## TASK TO COMPLETE
Make a verbatim copy of the records; pictures stay out.

Saved data entries:
=== Begin Enclosure ===

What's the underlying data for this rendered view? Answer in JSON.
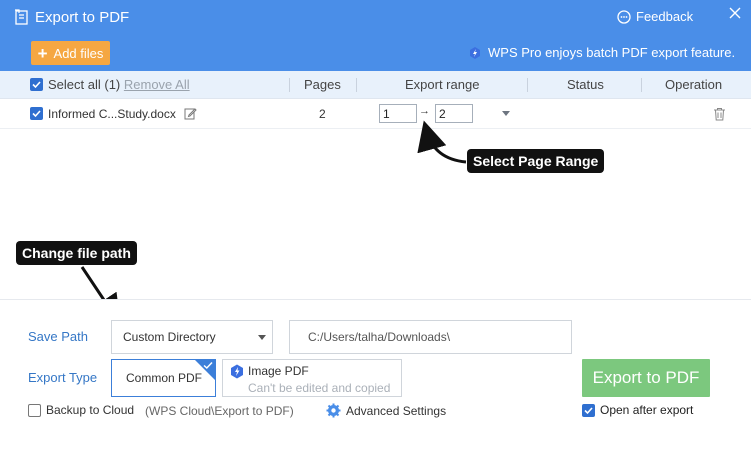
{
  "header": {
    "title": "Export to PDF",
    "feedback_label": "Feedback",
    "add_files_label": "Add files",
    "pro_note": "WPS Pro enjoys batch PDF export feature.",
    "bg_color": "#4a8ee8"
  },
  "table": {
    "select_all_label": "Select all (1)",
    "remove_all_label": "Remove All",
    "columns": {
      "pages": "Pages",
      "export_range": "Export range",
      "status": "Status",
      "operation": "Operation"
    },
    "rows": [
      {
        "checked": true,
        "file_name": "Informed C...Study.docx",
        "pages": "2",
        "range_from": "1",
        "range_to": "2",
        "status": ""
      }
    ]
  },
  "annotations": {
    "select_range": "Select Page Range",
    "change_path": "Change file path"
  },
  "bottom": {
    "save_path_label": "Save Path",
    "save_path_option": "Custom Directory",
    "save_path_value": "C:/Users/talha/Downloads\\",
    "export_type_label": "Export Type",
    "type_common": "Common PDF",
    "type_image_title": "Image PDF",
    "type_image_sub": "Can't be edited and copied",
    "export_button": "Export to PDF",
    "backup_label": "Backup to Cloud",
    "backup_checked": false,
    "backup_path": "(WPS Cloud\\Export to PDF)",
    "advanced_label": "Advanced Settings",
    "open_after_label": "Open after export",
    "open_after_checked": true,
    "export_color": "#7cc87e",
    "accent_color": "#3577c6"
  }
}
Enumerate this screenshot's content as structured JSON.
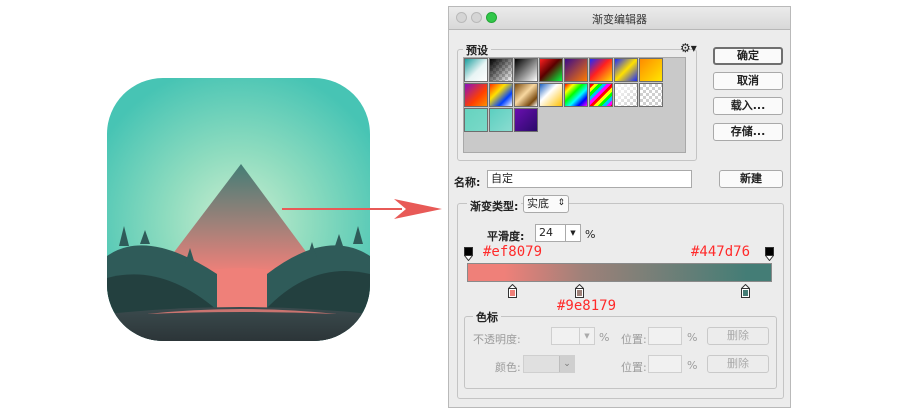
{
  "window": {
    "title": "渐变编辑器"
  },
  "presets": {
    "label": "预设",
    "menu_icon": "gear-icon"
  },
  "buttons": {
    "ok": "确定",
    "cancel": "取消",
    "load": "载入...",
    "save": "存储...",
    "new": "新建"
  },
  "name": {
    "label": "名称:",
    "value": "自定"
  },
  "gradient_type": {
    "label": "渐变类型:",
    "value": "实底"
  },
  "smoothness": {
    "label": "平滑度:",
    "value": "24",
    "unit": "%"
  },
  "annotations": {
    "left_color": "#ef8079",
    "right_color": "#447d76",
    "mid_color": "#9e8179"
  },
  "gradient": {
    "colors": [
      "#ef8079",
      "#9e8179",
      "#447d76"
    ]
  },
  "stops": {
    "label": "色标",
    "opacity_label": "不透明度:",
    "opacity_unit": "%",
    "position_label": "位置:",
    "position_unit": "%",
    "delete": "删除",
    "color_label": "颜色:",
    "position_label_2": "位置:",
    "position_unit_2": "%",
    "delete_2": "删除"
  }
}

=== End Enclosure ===

## SOLUTION TO THIS PROBLEM
What's the underlying data for this rendered view? Answer in JSON.
{
  "header": {
    "title": "Export to PDF",
    "feedback_label": "Feedback",
    "add_files_label": "Add files",
    "pro_note": "WPS Pro enjoys batch PDF export feature.",
    "bg_color": "#4a8ee8"
  },
  "table": {
    "select_all_label": "Select all (1)",
    "remove_all_label": "Remove All",
    "columns": {
      "pages": "Pages",
      "export_range": "Export range",
      "status": "Status",
      "operation": "Operation"
    },
    "rows": [
      {
        "checked": true,
        "file_name": "Informed C...Study.docx",
        "pages": "2",
        "range_from": "1",
        "range_to": "2",
        "status": ""
      }
    ]
  },
  "annotations": {
    "select_range": "Select Page Range",
    "change_path": "Change file path"
  },
  "bottom": {
    "save_path_label": "Save Path",
    "save_path_option": "Custom Directory",
    "save_path_value": "C:/Users/talha/Downloads\\",
    "export_type_label": "Export Type",
    "type_common": "Common PDF",
    "type_image_title": "Image PDF",
    "type_image_sub": "Can't be edited and copied",
    "export_button": "Export to PDF",
    "backup_label": "Backup to Cloud",
    "backup_checked": false,
    "backup_path": "(WPS Cloud\\Export to PDF)",
    "advanced_label": "Advanced Settings",
    "open_after_label": "Open after export",
    "open_after_checked": true,
    "export_color": "#7cc87e",
    "accent_color": "#3577c6"
  }
}
Enumerate this screenshot's content as structured JSON.
{
  "window": {
    "title": "渐变编辑器"
  },
  "presets": {
    "label": "预设",
    "menu_icon": "gear-icon"
  },
  "buttons": {
    "ok": "确定",
    "cancel": "取消",
    "load": "载入...",
    "save": "存储...",
    "new": "新建"
  },
  "name": {
    "label": "名称:",
    "value": "自定"
  },
  "gradient_type": {
    "label": "渐变类型:",
    "value": "实底"
  },
  "smoothness": {
    "label": "平滑度:",
    "value": "24",
    "unit": "%"
  },
  "annotations": {
    "left_color": "#ef8079",
    "right_color": "#447d76",
    "mid_color": "#9e8179"
  },
  "gradient": {
    "colors": [
      "#ef8079",
      "#9e8179",
      "#447d76"
    ]
  },
  "stops": {
    "label": "色标",
    "opacity_label": "不透明度:",
    "opacity_unit": "%",
    "position_label": "位置:",
    "position_unit": "%",
    "delete": "删除",
    "color_label": "颜色:",
    "position_label_2": "位置:",
    "position_unit_2": "%",
    "delete_2": "删除"
  }
}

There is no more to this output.